TASK GOAL = Set down each record exactly as written.

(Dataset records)

--- START ---

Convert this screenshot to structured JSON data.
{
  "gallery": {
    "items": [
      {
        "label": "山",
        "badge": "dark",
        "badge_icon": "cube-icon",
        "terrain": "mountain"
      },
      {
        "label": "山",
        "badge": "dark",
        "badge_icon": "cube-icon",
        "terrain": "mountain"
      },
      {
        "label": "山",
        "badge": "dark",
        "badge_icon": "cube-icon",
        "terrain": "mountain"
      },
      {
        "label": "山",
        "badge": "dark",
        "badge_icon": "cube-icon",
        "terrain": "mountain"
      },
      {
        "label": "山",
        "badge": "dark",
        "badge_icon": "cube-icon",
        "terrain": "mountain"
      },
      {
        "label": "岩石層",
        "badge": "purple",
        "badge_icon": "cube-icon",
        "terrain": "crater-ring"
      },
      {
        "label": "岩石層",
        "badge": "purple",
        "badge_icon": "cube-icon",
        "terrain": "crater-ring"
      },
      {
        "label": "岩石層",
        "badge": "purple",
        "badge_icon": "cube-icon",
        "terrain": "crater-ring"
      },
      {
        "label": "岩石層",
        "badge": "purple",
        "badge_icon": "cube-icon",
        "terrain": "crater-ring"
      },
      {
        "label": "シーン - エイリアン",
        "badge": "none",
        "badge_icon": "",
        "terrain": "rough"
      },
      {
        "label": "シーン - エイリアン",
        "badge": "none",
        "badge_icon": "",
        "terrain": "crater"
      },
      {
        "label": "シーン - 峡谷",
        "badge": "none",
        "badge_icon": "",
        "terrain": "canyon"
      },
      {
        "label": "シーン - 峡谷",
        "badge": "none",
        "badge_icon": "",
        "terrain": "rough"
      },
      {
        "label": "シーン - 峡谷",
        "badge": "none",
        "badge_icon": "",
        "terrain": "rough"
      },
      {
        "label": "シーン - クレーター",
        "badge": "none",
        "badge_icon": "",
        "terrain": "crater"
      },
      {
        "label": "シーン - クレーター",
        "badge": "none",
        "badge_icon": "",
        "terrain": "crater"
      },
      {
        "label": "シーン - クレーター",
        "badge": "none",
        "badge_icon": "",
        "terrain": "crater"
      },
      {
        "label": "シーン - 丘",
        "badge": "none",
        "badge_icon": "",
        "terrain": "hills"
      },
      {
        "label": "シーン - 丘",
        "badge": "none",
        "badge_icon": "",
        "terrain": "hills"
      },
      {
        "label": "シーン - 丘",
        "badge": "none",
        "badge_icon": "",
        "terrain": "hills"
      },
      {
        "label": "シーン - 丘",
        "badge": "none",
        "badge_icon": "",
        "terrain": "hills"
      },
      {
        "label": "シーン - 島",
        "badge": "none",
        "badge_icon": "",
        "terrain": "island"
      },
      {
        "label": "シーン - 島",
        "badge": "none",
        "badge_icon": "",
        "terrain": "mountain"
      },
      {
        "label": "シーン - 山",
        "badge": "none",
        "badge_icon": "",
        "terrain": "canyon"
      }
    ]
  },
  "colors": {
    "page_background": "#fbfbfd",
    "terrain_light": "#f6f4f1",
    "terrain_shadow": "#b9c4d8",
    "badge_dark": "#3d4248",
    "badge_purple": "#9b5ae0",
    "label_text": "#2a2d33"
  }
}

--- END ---

SOLVED PROBLEM =
Convert this screenshot to structured JSON data.
{
  "gallery": {
    "items": [
      {
        "label": "山",
        "badge": "dark",
        "badge_icon": "cube-icon",
        "terrain": "mountain"
      },
      {
        "label": "山",
        "badge": "dark",
        "badge_icon": "cube-icon",
        "terrain": "mountain"
      },
      {
        "label": "山",
        "badge": "dark",
        "badge_icon": "cube-icon",
        "terrain": "mountain"
      },
      {
        "label": "山",
        "badge": "dark",
        "badge_icon": "cube-icon",
        "terrain": "mountain"
      },
      {
        "label": "山",
        "badge": "dark",
        "badge_icon": "cube-icon",
        "terrain": "mountain"
      },
      {
        "label": "岩石層",
        "badge": "purple",
        "badge_icon": "cube-icon",
        "terrain": "crater-ring"
      },
      {
        "label": "岩石層",
        "badge": "purple",
        "badge_icon": "cube-icon",
        "terrain": "crater-ring"
      },
      {
        "label": "岩石層",
        "badge": "purple",
        "badge_icon": "cube-icon",
        "terrain": "crater-ring"
      },
      {
        "label": "岩石層",
        "badge": "purple",
        "badge_icon": "cube-icon",
        "terrain": "crater-ring"
      },
      {
        "label": "シーン - エイリアン",
        "badge": "none",
        "badge_icon": "",
        "terrain": "rough"
      },
      {
        "label": "シーン - エイリアン",
        "badge": "none",
        "badge_icon": "",
        "terrain": "crater"
      },
      {
        "label": "シーン - 峡谷",
        "badge": "none",
        "badge_icon": "",
        "terrain": "canyon"
      },
      {
        "label": "シーン - 峡谷",
        "badge": "none",
        "badge_icon": "",
        "terrain": "rough"
      },
      {
        "label": "シーン - 峡谷",
        "badge": "none",
        "badge_icon": "",
        "terrain": "rough"
      },
      {
        "label": "シーン - クレーター",
        "badge": "none",
        "badge_icon": "",
        "terrain": "crater"
      },
      {
        "label": "シーン - クレーター",
        "badge": "none",
        "badge_icon": "",
        "terrain": "crater"
      },
      {
        "label": "シーン - クレーター",
        "badge": "none",
        "badge_icon": "",
        "terrain": "crater"
      },
      {
        "label": "シーン - 丘",
        "badge": "none",
        "badge_icon": "",
        "terrain": "hills"
      },
      {
        "label": "シーン - 丘",
        "badge": "none",
        "badge_icon": "",
        "terrain": "hills"
      },
      {
        "label": "シーン - 丘",
        "badge": "none",
        "badge_icon": "",
        "terrain": "hills"
      },
      {
        "label": "シーン - 丘",
        "badge": "none",
        "badge_icon": "",
        "terrain": "hills"
      },
      {
        "label": "シーン - 島",
        "badge": "none",
        "badge_icon": "",
        "terrain": "island"
      },
      {
        "label": "シーン - 島",
        "badge": "none",
        "badge_icon": "",
        "terrain": "mountain"
      },
      {
        "label": "シーン - 山",
        "badge": "none",
        "badge_icon": "",
        "terrain": "canyon"
      }
    ]
  },
  "colors": {
    "page_background": "#fbfbfd",
    "terrain_light": "#f6f4f1",
    "terrain_shadow": "#b9c4d8",
    "badge_dark": "#3d4248",
    "badge_purple": "#9b5ae0",
    "label_text": "#2a2d33"
  }
}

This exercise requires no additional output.